▶ [TASK OBJECTIVE]
Find the word "There" in the data, then copy each line where it is found.

::::

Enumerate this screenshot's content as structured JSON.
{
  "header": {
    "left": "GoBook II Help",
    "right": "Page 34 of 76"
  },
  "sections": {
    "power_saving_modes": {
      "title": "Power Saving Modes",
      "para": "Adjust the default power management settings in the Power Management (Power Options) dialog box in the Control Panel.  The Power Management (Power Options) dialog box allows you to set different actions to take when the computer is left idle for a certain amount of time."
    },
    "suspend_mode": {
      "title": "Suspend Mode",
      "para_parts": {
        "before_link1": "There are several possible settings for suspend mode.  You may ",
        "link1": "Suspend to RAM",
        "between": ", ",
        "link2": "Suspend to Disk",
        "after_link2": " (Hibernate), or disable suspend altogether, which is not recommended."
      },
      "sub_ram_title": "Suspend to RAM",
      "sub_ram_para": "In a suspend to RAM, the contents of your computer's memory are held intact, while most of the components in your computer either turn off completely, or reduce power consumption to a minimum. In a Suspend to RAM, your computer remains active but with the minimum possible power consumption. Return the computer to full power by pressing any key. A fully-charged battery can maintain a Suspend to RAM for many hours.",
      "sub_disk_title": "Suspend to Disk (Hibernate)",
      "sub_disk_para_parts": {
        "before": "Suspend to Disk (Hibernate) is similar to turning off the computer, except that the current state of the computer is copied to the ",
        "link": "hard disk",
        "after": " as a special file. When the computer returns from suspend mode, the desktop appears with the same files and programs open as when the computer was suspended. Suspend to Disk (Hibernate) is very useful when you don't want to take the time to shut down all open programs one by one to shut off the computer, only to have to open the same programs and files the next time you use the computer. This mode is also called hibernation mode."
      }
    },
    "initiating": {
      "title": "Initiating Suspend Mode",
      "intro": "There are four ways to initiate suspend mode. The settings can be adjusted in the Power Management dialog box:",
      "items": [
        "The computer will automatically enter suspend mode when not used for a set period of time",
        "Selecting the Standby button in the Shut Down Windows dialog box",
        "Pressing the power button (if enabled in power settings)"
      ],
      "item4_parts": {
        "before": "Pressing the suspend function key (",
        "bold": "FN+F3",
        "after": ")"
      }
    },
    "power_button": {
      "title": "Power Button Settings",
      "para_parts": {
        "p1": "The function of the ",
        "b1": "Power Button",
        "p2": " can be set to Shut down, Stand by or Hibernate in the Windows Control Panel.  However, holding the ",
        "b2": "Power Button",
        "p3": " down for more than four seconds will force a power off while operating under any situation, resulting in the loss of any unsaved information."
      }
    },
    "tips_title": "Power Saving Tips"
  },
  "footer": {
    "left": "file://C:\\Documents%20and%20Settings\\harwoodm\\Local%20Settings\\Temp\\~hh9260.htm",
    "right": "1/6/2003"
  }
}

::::

▶ [REPLY]
        "before_link1": "There are several possible settings for suspend mode.  You may ",
      "intro": "There are four ways to initiate suspend mode. The settings can be adjusted in the Power Management dialog box:",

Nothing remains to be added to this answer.